● **What this task involves**:
Count the lines below containing "value"; state the number only.

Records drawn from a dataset
╭──
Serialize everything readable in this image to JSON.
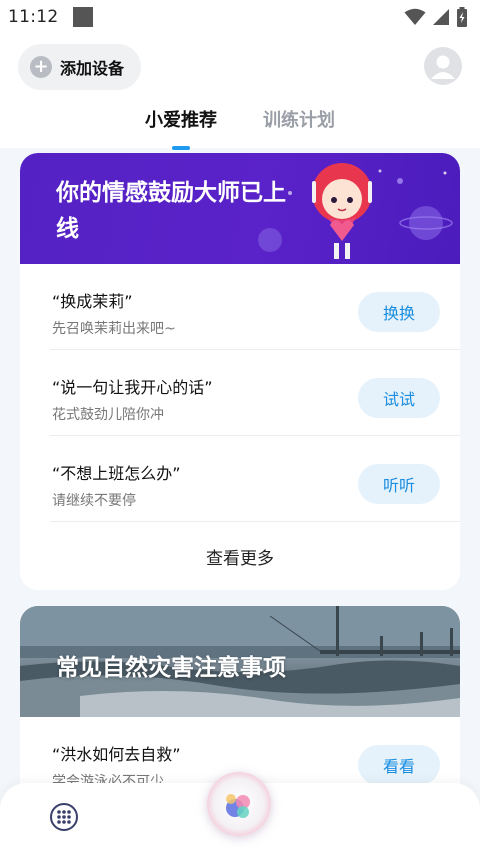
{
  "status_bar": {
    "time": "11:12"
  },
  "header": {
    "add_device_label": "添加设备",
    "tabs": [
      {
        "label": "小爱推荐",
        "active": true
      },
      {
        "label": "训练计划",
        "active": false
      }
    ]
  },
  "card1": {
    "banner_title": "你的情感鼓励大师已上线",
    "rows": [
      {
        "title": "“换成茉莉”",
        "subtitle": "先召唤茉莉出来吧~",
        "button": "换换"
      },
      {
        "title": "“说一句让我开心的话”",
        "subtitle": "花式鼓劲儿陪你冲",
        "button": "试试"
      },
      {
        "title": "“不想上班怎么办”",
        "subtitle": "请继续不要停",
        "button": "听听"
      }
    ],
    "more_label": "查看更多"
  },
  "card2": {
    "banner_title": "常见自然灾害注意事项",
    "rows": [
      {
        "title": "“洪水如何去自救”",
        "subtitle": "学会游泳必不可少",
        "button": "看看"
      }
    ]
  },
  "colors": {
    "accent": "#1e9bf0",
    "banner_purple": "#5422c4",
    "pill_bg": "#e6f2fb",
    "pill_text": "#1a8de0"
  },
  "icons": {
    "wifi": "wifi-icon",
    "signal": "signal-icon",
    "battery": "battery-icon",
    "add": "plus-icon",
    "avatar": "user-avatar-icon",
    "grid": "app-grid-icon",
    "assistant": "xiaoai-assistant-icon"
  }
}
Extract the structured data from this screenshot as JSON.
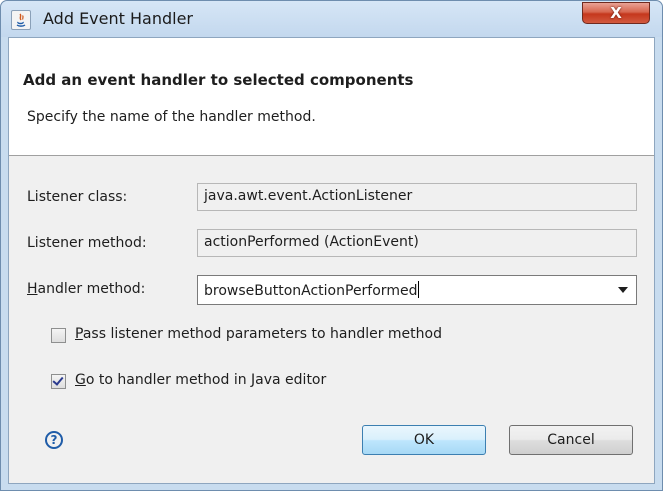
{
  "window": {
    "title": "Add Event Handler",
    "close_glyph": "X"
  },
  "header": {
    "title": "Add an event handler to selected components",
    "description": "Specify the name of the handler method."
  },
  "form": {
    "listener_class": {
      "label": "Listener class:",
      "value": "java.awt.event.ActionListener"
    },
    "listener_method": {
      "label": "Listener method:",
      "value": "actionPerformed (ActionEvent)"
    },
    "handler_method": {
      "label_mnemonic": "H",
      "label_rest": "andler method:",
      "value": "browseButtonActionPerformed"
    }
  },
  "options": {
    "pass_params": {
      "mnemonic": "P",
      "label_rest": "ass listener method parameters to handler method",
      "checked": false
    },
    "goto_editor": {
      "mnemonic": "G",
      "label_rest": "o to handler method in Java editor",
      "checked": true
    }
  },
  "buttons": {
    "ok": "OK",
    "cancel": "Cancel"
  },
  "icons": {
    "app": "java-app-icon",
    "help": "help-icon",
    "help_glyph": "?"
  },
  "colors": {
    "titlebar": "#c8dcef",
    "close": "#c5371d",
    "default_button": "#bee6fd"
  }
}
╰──
● **Output below**:
3